=== Section Start ===

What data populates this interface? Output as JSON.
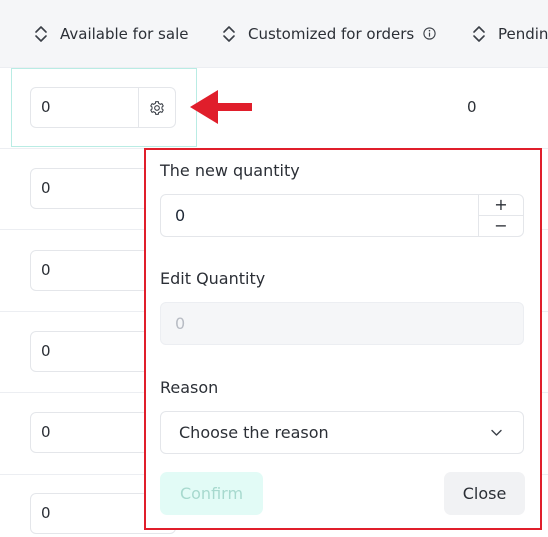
{
  "table": {
    "columns": [
      {
        "label": "Available for sale"
      },
      {
        "label": "Customized for orders"
      },
      {
        "label": "Pendin"
      }
    ],
    "rows": [
      {
        "available": "0",
        "other": "0"
      },
      {
        "available": "0"
      },
      {
        "available": "0"
      },
      {
        "available": "0"
      },
      {
        "available": "0"
      },
      {
        "available": "0"
      }
    ]
  },
  "popover": {
    "new_quantity_label": "The new quantity",
    "new_quantity_value": "0",
    "stepper_plus": "+",
    "stepper_minus": "−",
    "edit_quantity_label": "Edit Quantity",
    "edit_quantity_value": "0",
    "reason_label": "Reason",
    "reason_placeholder": "Choose the reason",
    "confirm_label": "Confirm",
    "close_label": "Close"
  },
  "colors": {
    "annotation_red": "#e01e2b",
    "highlight_teal": "#b9ece4",
    "confirm_bg": "#e2fbf6"
  }
}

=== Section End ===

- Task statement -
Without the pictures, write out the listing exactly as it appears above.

- Answer space -
What data populates this interface? Output as JSON.
{
  "table": {
    "columns": [
      {
        "label": "Available for sale"
      },
      {
        "label": "Customized for orders"
      },
      {
        "label": "Pendin"
      }
    ],
    "rows": [
      {
        "available": "0",
        "other": "0"
      },
      {
        "available": "0"
      },
      {
        "available": "0"
      },
      {
        "available": "0"
      },
      {
        "available": "0"
      },
      {
        "available": "0"
      }
    ]
  },
  "popover": {
    "new_quantity_label": "The new quantity",
    "new_quantity_value": "0",
    "stepper_plus": "+",
    "stepper_minus": "−",
    "edit_quantity_label": "Edit Quantity",
    "edit_quantity_value": "0",
    "reason_label": "Reason",
    "reason_placeholder": "Choose the reason",
    "confirm_label": "Confirm",
    "close_label": "Close"
  },
  "colors": {
    "annotation_red": "#e01e2b",
    "highlight_teal": "#b9ece4",
    "confirm_bg": "#e2fbf6"
  }
}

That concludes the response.